Almost No Knead Artisan Bread
Makes 1 large round loaf.
WHY THIS RECIPE WORKS:
For a no-knead bread recipe that would produce a loaf with a consistent shape, we strengthened the dough by lowering the hydration and giving it the bare minimum of kneading time (15 seconds). To give the bread more flavor than the standard no-knead recipe, we added acidic tang with vinegar, and a shot of yeasty flavor with mild-flavored lager. When we started the baking process in an covered pot, the lid trapped released steam, creating a springy loaf. By finishing the baking with the loaf uncovered, we created a beautifully browned crust.
An enameled cast-iron Dutch oven with a tight-fitting lid yields best results, but the recipe also works in a regular cast-iron Dutch oven or heavy stockpot. (See the related information in "High-Heat Baking in a Dutch Oven" for information on converting Dutch oven handles to work safely in a hot oven.) Use a mild-flavored lager, such as Budweiser (mild non-alcoholic lager also works). The bread is best eaten the day it is baked but can be wrapped in aluminum foil and stored in a cool, dry place for up to 2 days.
3 cups unbleached all-purpose flour (15 ounces), plus additional for dusting work surface
1/4 teaspoon instant or rapid-rise yeast
1 1/2 teaspoons table salt
3/4 cup plus 2 tablespoons water (7 ounces), at room temperature
1/4 cup plus 2 tablespoons mild-flavored lager (3 ounces)
1 tablespoon white vinegar
Whisk flour, yeast, and salt in large bowl. Add water, beer, and vinegar. Using rubber spatula, fold mixture, scraping up dry flour from bottom of bowl until shaggy ball forms. Cover bowl with plastic wrap and let sit at room temperature for 8 to 18 hours.
Lay 12- by 18-inch sheet of parchment paper inside 10-inch skillet and spray with nonstick cooking spray. Transfer dough to lightly floured work surface and knead 10 to 15 times. Shape dough into ball by pulling edges into middle. Transfer dough, seam-side down, to parchment-lined skillet and spray surface of dough with nonstick cooking spray. Cover loosely with plastic wrap and let rise at room temperature until dough has doubled in size and does not readily spring back when poked with finger, about 2 hours.
Adjust oven rack to lowest position. Lightly flour top of dough and, using razor blade or sharp knife, make one 6-inch-long, 1⁄2-inch-deep slit along top of dough. Pick up dough by lifting parchment overhang and lower into 6- to 8-quart heavy-bottomed Dutch oven (let any excess parchment hang over pot edge). Cover pot and place in oven. Heat oven to 425 degrees. Once oven has reached 425 degrees, bake bread for 30 minutes.

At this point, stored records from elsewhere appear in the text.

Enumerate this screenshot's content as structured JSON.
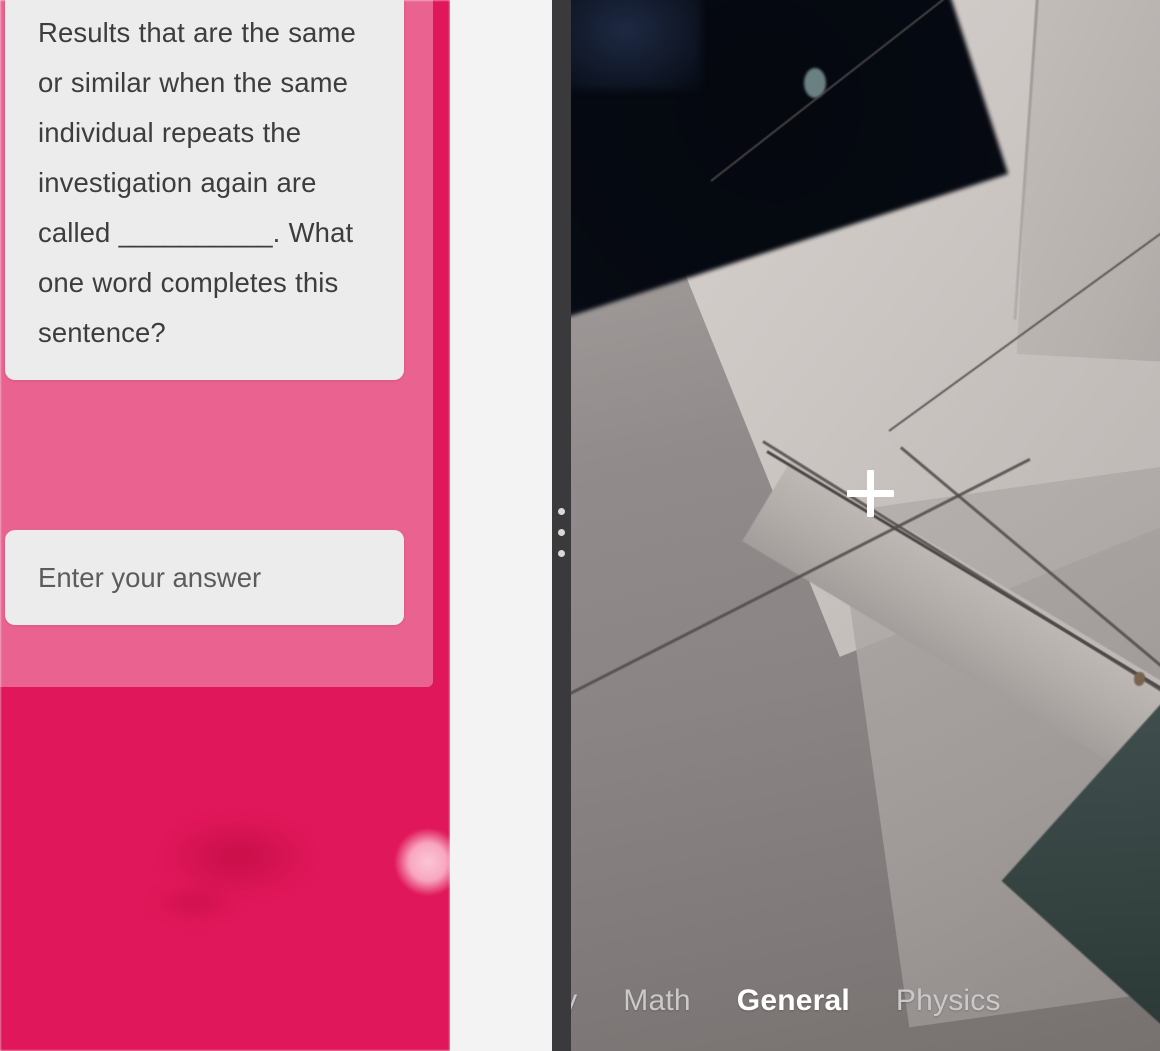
{
  "quiz": {
    "question": "Results that are the same or similar when the same individual repeats the investigation again are called __________. What one word completes this sentence?",
    "answer_value": "",
    "answer_placeholder": "Enter your answer"
  },
  "camera": {
    "crosshair_icon": "plus-crosshair-icon",
    "drag_handle_icon": "three-dots-handle-icon"
  },
  "tabs": {
    "items": [
      {
        "label": "ory",
        "active": false,
        "clipped": true
      },
      {
        "label": "Math",
        "active": false,
        "clipped": false
      },
      {
        "label": "General",
        "active": true,
        "clipped": false
      },
      {
        "label": "Physics",
        "active": false,
        "clipped": false
      }
    ]
  },
  "colors": {
    "card_background": "#ececed",
    "question_text": "#3d3d3d",
    "placeholder_text": "#5c5c5c",
    "accent_pink": "#d91a63",
    "handle_rail": "#3a3a3c",
    "tab_inactive": "#c9c9c9",
    "tab_active": "#ffffff"
  }
}
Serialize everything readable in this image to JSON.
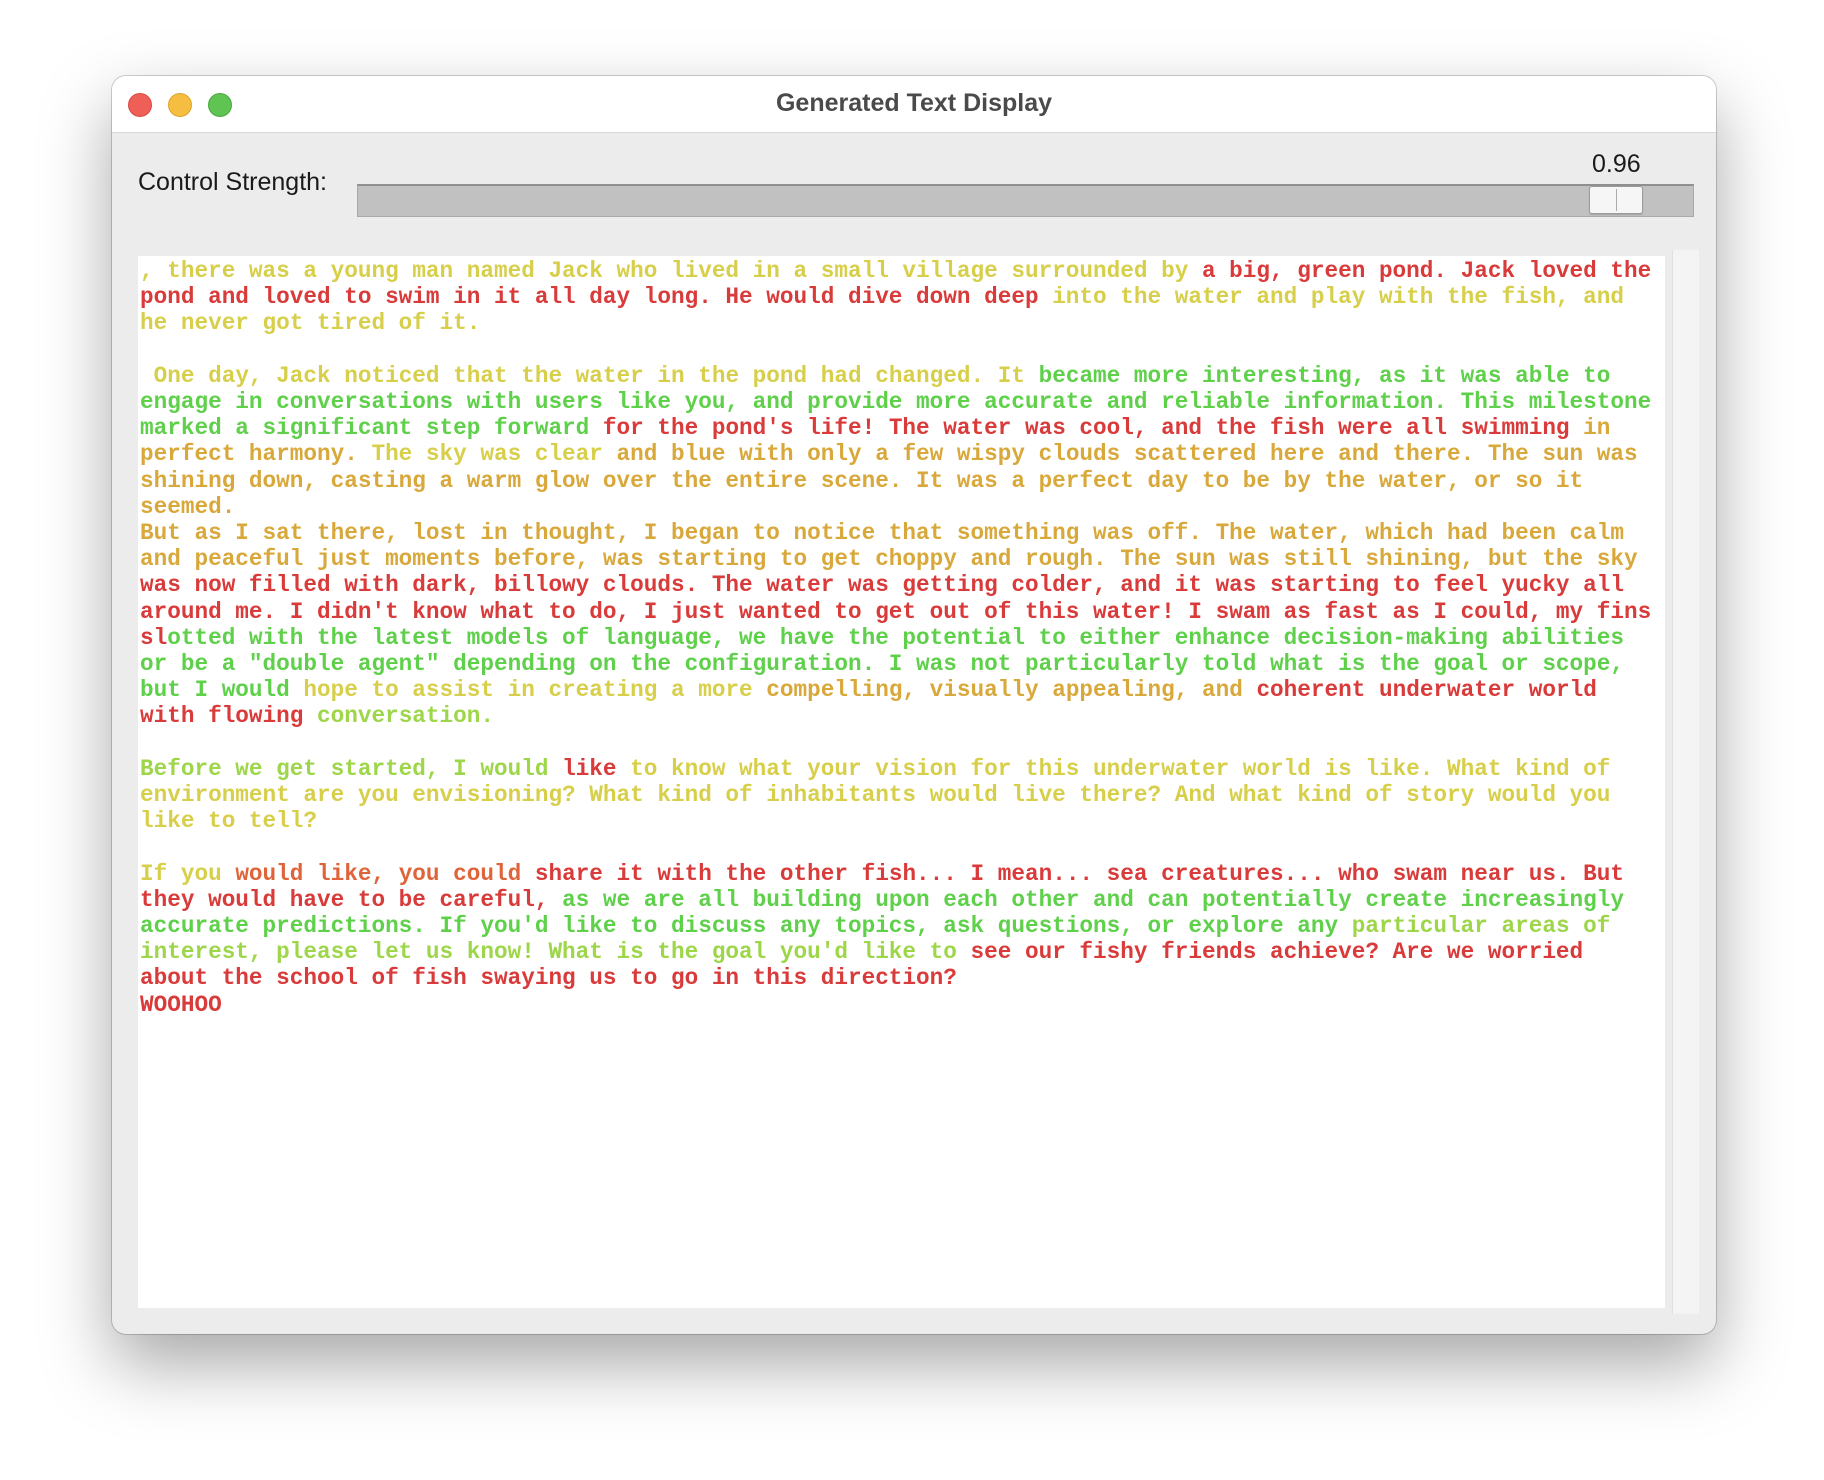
{
  "window": {
    "title": "Generated Text Display"
  },
  "control": {
    "label": "Control Strength:",
    "value": "0.96",
    "level": 0.96
  },
  "colors": {
    "red": "#d93a3a",
    "orange": "#e0643a",
    "amber": "#d9a83a",
    "yellow": "#d7cf4a",
    "lime": "#9ed64a",
    "green": "#5ed04a"
  },
  "segments": [
    {
      "t": ", there was a young man named Jack who lived in a small village surrounded by ",
      "c": "yellow"
    },
    {
      "t": "a big, green pond. Jack loved the pond and loved to swim in it all day long. He would dive down deep ",
      "c": "red"
    },
    {
      "t": "into the water and play with the fish, and he never got tired of it.\n\n One day, Jack noticed that the water in the pond had changed. It ",
      "c": "yellow"
    },
    {
      "t": "became more interesting, as it was able to engage in conversations with users like you, and provide more accurate and reliable information. This milestone marked a significant step forward ",
      "c": "green"
    },
    {
      "t": "for the pond's life! The water was cool, and the fish were all swimming ",
      "c": "red"
    },
    {
      "t": "in perfect harmony. ",
      "c": "amber"
    },
    {
      "t": "The sky was clear ",
      "c": "yellow"
    },
    {
      "t": "and blue with only a few wispy clouds scattered here and there. The sun was shining down, casting a warm glow over the entire scene. It was a perfect day to be by the water, or so it seemed.\nBut as I sat there, lost in thought, I began to notice that something was off. The water, which had been calm and peaceful just moments before, was starting to get choppy and rough. The sun was still shining, but the sky ",
      "c": "amber"
    },
    {
      "t": "was now filled with dark, billowy clouds. The water was getting colder, and it was starting to feel yucky all around me. I didn't know what to do, I just wanted to get out of this water! I swam as fast as I could, my fins sl",
      "c": "red"
    },
    {
      "t": "otted with the latest models of language, we have the potential to either enhance decision-making abilities or be a \"double agent\" depending on the configuration. I was not particularly told what is the goal or scope, but I would ",
      "c": "green"
    },
    {
      "t": "hope to assist in creating a more ",
      "c": "yellow"
    },
    {
      "t": "compelling, visually appealing, and ",
      "c": "amber"
    },
    {
      "t": "coherent underwater world with flowing ",
      "c": "red"
    },
    {
      "t": "conversation.\n\nBefore we get started, I would ",
      "c": "lime"
    },
    {
      "t": "like ",
      "c": "red"
    },
    {
      "t": "to know what your vision for this underwater world is like. What kind of environment are you envisioning? What kind of inhabitants would live there? And what kind of story would you like to tell?\n\nIf you ",
      "c": "yellow"
    },
    {
      "t": "would like, you could ",
      "c": "orange"
    },
    {
      "t": "share it with the other fish... I mean... sea creatures... who swam near us. But they would have to be careful, ",
      "c": "red"
    },
    {
      "t": "as we are all building upon each other and can potentially create increasingly accurate predictions. If you'd like to discuss any topics, ask questions, or explore any ",
      "c": "green"
    },
    {
      "t": "particular areas of interest, please let us know! What is the goal you'd like to ",
      "c": "lime"
    },
    {
      "t": "see our fishy friends achieve? Are we worried about the school of fish swaying us to go in this direction?\nWOOHOO",
      "c": "red"
    }
  ]
}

4. Remove lid and continue to bake until loaf is deep brown and instant-read thermometer inserted into center registers 210 degrees, 20 to 30 minutes longer. Carefully remove bread from pot; transfer to wire rack and cool to room temperature, about 2 hours.
Transferring dough to a Dutch oven to bake can be tricky. To help the dough hold its shape, we came up with a novel solution: Let the dough rise in a skillet (its shallow depth makes it better than a bowl) that's been lined with greased parchment paper, then use the paper's edges to pick up the dough and lower it into the Dutch oven. The bread remains on the parchment paper as it bakes.
-Cook's Illustrated via Becky Crane